The Corporations Act stipulates that all companies must have a Registered Office. This office or address serves as a guaranteed access point for formal communication of a legal nature with your company. In short when something is delivered to your registered office it is considered to have been delivered to you. So it is super important that this is a location that is open during business hours and well managed. This office can be your place of business or home, but unless you want legal documents or the sheriff to turn up there in the event of a dispute, it’s best to have your registered office at your accountants or lawyers office who will attend to such matters for a modest annual fee.

Tip # 7 – Do I need a Company Secretary

Private Companies are not required to have a secretary by law, but you do need to check your company constitution as companies can set their own rules. Public Companies must have a company secretary. As a general guide bigger companies with active boards of directors will have a company secretary to manage the business of the board, the secretary deals with board meetings, governance, corporate secretarial matters and dealings with shareholders and ASIC.

Tip # 8 – Can I just register my Company at ASIC
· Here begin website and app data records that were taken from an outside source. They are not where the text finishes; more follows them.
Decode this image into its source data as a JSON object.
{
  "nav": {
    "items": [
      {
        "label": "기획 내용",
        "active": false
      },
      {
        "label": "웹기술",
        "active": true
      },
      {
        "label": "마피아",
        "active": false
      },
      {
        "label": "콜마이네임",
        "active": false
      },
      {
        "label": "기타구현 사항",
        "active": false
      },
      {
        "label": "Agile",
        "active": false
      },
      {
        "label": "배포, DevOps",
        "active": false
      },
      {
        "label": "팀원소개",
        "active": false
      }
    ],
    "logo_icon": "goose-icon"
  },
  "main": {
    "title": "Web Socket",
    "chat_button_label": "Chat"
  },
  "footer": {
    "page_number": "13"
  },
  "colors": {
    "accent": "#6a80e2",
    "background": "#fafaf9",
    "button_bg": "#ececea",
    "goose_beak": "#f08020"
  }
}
Yes you can. Follow this link to ASIC for a guide to the process this is the lowest cost option, however your company will be super basic and set up to be governed by a generic set of rules called “Replaceable Rules”. This will only give you the ability to do very basic configuration and governance. Accordingly, it is recommended that you engage an accountant, lawyer or quality online provider to setup your company, all of who will provide a full Constitution to govern your company along with a comprehensive set of formation documents and corporate secretarial registers you can use for all legal and banking matters. This is well worth the very minor additional cost.

Tip # 9 – What name can I have

First thing to consider is if the name you want is lawful. You can use words, numbers and some special characters. However, some words like bank, trust, Royal and Incorporated are restricted. Similarly implying affiliation to the government or a profession to which you don’t belong is also prohibited.

The next step is to see if the name you want is available, to do this click the following link and follow the prompts its also good practice to see if your name may be similar to a pre existing trademark, you can do that here Another good idea is checking to see if Domain Name is free should you with to have a website do that here

If you are ready to go and the name you want is available then move forward and register your company, if you are not quite ready then consider reserving the name you want by following this link

Tip # 10 – What tax registrations do I need

This is a complex matter, and you should definitely consult your accountant! But some of things you may need include:

  • TFN
  • ABN
  • GST Registration, PAYG Registration
  • Payroll Tax
  • Land Tax
  • Stamp Duty, Import Duties, Gaming Taxes …….. the list goes on

Like I said consult your accountant!

For advice on how to set up a company get in touch with our Concierge team today!